* [TASK OBJECTIVE]:
Lift out each line of the data that holds "structured".

* [PROVIDED DATA]:
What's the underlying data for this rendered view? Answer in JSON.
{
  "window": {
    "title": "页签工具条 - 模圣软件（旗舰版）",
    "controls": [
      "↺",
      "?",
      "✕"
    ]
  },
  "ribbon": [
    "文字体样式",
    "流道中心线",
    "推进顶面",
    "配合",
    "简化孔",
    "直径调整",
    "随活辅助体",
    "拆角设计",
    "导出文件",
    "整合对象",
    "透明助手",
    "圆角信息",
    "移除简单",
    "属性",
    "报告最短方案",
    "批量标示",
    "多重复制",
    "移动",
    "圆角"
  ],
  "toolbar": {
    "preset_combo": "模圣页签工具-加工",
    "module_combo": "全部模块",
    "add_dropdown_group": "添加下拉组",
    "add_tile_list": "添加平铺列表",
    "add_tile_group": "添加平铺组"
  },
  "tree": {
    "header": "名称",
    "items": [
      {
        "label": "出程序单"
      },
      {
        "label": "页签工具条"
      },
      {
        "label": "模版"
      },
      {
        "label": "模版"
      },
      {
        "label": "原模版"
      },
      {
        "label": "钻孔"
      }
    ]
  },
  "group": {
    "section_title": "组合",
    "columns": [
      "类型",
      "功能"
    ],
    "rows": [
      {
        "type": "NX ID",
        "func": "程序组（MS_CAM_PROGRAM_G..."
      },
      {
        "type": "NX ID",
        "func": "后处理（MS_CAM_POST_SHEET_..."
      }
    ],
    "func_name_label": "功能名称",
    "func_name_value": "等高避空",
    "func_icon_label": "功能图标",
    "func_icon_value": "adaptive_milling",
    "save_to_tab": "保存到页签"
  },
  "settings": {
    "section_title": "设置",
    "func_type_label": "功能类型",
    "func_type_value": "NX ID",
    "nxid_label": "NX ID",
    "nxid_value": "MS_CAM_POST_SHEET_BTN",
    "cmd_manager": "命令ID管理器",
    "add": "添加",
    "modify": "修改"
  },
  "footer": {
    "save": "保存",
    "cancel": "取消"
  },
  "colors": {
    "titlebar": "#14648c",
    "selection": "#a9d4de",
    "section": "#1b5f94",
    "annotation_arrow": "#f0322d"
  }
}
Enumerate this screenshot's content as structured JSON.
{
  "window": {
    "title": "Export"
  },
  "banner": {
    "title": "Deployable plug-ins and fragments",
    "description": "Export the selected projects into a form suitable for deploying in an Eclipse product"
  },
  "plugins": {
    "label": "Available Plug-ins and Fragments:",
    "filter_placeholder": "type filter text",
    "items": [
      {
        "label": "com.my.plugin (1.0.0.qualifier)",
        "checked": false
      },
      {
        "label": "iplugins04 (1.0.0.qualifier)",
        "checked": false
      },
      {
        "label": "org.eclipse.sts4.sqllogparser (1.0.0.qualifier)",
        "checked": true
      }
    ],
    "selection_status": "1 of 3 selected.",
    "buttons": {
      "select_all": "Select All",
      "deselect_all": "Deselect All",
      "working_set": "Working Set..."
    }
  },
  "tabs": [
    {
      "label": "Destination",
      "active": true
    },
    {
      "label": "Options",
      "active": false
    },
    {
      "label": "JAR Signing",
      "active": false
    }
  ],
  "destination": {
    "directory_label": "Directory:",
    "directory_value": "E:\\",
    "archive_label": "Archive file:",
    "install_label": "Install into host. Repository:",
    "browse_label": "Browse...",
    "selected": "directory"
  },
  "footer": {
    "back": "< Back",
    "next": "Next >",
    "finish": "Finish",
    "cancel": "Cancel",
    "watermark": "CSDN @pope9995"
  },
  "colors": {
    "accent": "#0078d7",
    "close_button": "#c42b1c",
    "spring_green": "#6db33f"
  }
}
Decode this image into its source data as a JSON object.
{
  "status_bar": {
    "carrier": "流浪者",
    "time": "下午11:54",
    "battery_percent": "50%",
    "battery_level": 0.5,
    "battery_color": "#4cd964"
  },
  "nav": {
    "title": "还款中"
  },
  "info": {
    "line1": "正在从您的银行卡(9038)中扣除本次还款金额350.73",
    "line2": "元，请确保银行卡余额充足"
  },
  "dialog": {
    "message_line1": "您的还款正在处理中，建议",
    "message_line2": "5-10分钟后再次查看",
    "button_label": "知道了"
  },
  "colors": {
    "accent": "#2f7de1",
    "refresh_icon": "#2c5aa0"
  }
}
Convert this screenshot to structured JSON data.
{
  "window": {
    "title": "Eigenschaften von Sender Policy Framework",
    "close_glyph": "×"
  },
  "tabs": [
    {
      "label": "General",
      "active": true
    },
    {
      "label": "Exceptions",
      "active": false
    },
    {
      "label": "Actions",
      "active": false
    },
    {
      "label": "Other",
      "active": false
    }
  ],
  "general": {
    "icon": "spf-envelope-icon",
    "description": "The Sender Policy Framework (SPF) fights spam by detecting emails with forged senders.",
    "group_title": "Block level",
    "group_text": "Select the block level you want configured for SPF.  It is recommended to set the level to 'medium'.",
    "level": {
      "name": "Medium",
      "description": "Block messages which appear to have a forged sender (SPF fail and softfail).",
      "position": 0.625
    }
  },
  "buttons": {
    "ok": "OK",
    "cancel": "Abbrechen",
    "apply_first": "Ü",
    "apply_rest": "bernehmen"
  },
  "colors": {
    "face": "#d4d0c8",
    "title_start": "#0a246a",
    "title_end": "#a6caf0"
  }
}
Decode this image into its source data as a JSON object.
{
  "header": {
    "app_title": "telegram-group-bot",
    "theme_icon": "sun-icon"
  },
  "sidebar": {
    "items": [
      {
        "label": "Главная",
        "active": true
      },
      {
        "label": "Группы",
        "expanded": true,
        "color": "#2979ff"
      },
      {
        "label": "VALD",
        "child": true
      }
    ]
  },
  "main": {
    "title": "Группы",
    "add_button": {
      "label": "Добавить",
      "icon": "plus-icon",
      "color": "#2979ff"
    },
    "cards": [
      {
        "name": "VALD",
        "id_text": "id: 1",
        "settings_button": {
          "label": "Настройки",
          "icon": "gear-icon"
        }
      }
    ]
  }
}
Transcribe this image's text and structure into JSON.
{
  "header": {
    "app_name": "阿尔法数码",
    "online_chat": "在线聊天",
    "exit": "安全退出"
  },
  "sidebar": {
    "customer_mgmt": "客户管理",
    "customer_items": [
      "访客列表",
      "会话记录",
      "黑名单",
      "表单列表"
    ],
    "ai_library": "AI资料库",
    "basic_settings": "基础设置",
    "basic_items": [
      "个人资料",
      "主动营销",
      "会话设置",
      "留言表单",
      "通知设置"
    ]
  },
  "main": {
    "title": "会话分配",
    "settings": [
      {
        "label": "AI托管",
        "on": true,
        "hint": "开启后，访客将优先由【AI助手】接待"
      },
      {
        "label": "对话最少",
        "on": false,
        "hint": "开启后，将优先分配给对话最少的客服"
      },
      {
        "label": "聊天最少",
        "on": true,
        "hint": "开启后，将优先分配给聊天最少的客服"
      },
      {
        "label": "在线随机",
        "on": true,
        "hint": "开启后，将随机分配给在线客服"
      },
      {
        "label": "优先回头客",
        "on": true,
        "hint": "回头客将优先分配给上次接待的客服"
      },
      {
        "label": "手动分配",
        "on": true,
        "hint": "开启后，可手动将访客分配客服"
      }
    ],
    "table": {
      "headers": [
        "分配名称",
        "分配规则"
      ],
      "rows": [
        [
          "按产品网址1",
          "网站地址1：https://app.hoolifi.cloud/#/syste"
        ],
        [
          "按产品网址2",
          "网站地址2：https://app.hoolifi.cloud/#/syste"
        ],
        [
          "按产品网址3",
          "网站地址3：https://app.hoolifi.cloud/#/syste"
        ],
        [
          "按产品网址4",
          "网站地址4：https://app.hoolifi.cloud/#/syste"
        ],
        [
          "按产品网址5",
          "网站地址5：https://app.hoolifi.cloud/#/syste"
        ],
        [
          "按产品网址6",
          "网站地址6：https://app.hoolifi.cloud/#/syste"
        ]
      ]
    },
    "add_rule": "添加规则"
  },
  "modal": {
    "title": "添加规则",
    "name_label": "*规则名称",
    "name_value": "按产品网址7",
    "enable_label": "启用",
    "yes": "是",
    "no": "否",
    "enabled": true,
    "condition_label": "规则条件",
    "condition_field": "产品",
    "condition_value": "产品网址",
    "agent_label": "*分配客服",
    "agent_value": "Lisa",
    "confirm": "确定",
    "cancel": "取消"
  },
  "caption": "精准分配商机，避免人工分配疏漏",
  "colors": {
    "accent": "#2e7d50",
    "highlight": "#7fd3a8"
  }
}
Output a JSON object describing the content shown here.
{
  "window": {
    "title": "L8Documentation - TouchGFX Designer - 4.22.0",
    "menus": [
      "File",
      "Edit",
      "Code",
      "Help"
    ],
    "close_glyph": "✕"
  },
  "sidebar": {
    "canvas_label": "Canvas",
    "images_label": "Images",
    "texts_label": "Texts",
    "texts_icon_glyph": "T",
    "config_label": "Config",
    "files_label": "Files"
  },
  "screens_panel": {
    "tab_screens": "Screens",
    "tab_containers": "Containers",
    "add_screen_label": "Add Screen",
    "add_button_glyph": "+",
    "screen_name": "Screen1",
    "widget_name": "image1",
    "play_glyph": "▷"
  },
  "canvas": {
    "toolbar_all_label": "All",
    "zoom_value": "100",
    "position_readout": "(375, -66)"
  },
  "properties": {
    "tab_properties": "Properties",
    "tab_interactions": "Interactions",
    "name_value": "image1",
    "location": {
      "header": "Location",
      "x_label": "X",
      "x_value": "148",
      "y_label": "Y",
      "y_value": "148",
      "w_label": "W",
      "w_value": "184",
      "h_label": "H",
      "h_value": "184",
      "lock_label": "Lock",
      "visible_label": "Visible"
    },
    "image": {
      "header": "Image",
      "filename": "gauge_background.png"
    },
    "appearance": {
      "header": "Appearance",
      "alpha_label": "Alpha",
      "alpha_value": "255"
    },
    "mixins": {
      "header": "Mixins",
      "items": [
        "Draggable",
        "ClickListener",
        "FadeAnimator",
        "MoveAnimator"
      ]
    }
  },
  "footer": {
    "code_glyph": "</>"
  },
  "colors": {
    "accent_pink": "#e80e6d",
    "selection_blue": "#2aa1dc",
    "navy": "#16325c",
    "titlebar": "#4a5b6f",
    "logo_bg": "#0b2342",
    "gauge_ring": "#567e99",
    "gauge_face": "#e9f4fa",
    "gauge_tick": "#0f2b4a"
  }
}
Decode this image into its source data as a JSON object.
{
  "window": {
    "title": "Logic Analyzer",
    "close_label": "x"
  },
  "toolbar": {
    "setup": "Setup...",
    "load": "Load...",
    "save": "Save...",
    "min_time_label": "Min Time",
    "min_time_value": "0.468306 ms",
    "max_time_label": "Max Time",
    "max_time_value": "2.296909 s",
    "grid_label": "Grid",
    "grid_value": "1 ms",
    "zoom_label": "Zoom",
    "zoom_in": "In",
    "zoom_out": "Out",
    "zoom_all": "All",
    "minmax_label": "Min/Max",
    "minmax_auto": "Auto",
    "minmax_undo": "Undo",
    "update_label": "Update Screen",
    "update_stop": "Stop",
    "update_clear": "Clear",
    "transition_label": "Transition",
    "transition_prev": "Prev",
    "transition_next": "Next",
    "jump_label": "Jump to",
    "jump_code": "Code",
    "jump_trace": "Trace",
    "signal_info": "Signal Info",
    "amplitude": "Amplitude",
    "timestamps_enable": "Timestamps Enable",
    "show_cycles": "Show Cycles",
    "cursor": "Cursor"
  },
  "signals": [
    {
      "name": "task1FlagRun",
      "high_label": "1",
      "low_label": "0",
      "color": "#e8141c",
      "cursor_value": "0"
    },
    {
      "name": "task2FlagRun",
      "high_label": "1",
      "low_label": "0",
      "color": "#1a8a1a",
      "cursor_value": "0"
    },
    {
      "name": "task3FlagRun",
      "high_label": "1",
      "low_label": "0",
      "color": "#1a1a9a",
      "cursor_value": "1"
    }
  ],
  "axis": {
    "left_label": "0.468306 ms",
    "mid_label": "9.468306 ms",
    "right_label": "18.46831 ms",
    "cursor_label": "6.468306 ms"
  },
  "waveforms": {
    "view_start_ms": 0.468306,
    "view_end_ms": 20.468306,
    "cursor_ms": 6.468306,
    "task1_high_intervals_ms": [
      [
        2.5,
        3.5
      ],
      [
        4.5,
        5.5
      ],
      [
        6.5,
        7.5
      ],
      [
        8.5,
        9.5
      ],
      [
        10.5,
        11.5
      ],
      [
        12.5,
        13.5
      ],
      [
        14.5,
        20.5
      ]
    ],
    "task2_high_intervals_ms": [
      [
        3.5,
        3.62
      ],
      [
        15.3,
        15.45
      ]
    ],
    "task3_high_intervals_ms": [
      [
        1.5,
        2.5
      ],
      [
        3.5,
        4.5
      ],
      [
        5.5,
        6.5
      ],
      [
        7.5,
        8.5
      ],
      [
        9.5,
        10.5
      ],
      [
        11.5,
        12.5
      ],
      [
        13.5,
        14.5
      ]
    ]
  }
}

* [SOLUTION TO THE PROBLEM]:
Enumerate this screenshot's content as structured JSON.
Convert this screenshot to structured JSON data.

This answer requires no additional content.